Background & aims: Current guidelines recommend empirical, noninvasive approaches to manage dyspeptic patients without alarm symptoms, but concerns about missed lesions persist; the cost savings afforded by noninvasive approaches must be weighed against treatment delays. We investigated the prevalence of malignancies and other serious abnormalities in patients with dyspepsia and the cost of detecting these by endoscopy.
Methods: We studied 2741 primary-care outpatients, 18-70 years in age, who met Rome II criteria for dyspepsia. Patients with alarm features (dysphagia, bleeding, weight loss, etc) were excluded. All patients underwent endoscopy. The cost and diagnostic yield of an early endoscopy strategy in all patients were compared with those of endoscopy limited to age-defined cohorts. Costs were calculated for a low, intermediate, and high cost environment.
Results: Endoscopies detected abnormalities in 635 patients (23%). The most common findings were reflux esophagitis with erosions (15%), gastric ulcers (2.7%), and duodenal ulcers (2.3%). The prevalence of upper gastrointestinal malignancy was 0.22%. If all dyspeptic patients 50 years or older underwent endoscopy, 1 esophageal cancer and no gastric cancers would have been missed. If the age threshold for endoscopy were set at 50 years, at a cost of $500/endoscopy, it would cost $82,900 (95% CI, $35,714-$250,000) to detect each case of cancer.
Conclusions: Primary care dyspeptic patients without alarm symptoms rarely have serious underlying conditions at endoscopy.
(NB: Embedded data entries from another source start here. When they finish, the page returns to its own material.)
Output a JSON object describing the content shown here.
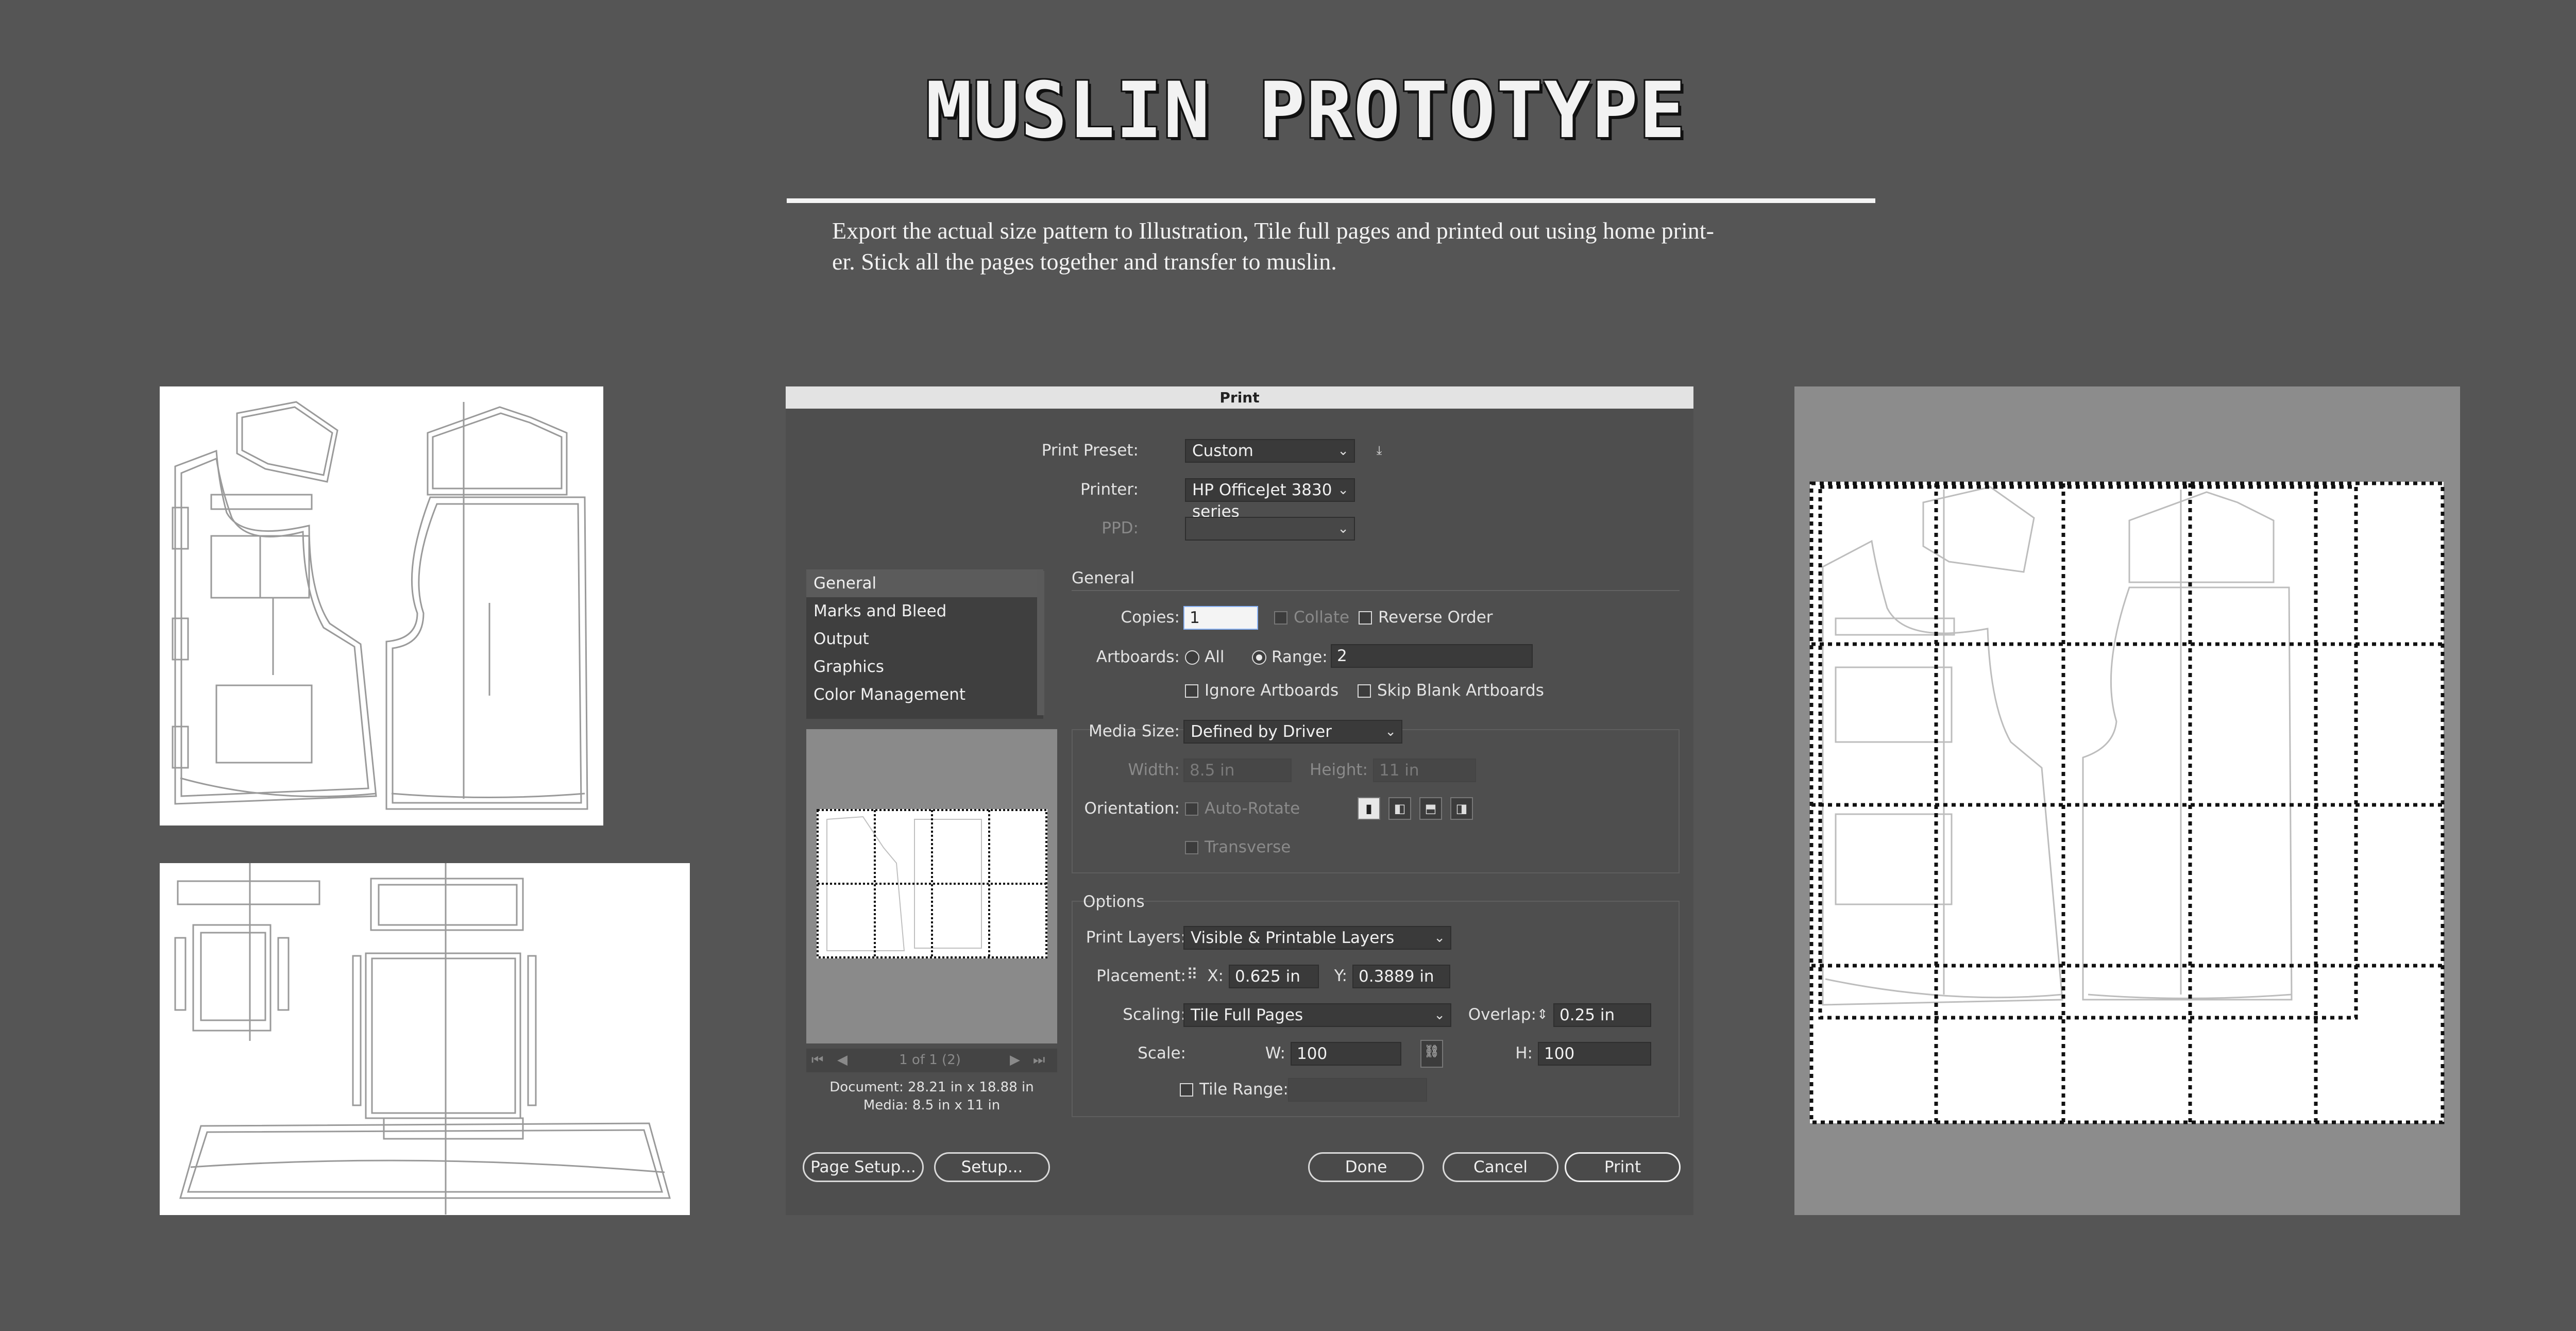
{
  "page": {
    "title": "MUSLIN PROTOTYPE",
    "description_line1": "Export the actual size pattern to Illustration, Tile full pages and printed out using home print-",
    "description_line2": "er. Stick all the pages together and transfer to muslin."
  },
  "dialog": {
    "title": "Print",
    "print_preset_label": "Print Preset:",
    "print_preset_value": "Custom",
    "printer_label": "Printer:",
    "printer_value": "HP OfficeJet 3830 series",
    "ppd_label": "PPD:",
    "categories": [
      "General",
      "Marks and Bleed",
      "Output",
      "Graphics",
      "Color Management"
    ],
    "section_general": "General",
    "copies_label": "Copies:",
    "copies_value": "1",
    "collate_label": "Collate",
    "reverse_order_label": "Reverse Order",
    "artboards_label": "Artboards:",
    "all_label": "All",
    "range_label": "Range:",
    "range_value": "2",
    "ignore_artboards_label": "Ignore Artboards",
    "skip_blank_label": "Skip Blank Artboards",
    "media_size_label": "Media Size:",
    "media_size_value": "Defined by Driver",
    "width_label": "Width:",
    "width_value": "8.5 in",
    "height_label": "Height:",
    "height_value": "11 in",
    "orientation_label": "Orientation:",
    "auto_rotate_label": "Auto-Rotate",
    "transverse_label": "Transverse",
    "section_options": "Options",
    "print_layers_label": "Print Layers:",
    "print_layers_value": "Visible & Printable Layers",
    "placement_label": "Placement:",
    "x_label": "X:",
    "x_value": "0.625 in",
    "y_label": "Y:",
    "y_value": "0.3889 in",
    "scaling_label": "Scaling:",
    "scaling_value": "Tile Full Pages",
    "overlap_label": "Overlap:",
    "overlap_value": "0.25 in",
    "scale_label": "Scale:",
    "w_label": "W:",
    "w_value": "100",
    "h_label": "H:",
    "h_value": "100",
    "tile_range_label": "Tile Range:",
    "page_nav": "1 of 1 (2)",
    "document_info": "Document: 28.21 in x 18.88 in",
    "media_info": "Media: 8.5 in x 11 in",
    "buttons": {
      "page_setup": "Page Setup...",
      "setup": "Setup...",
      "done": "Done",
      "cancel": "Cancel",
      "print": "Print"
    }
  }
}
The costs associated with diagnosing an occult malignancy are large, but an age cut-off of 50 years for early endoscopy provides the best assurance that an occult malignancy will not be missed.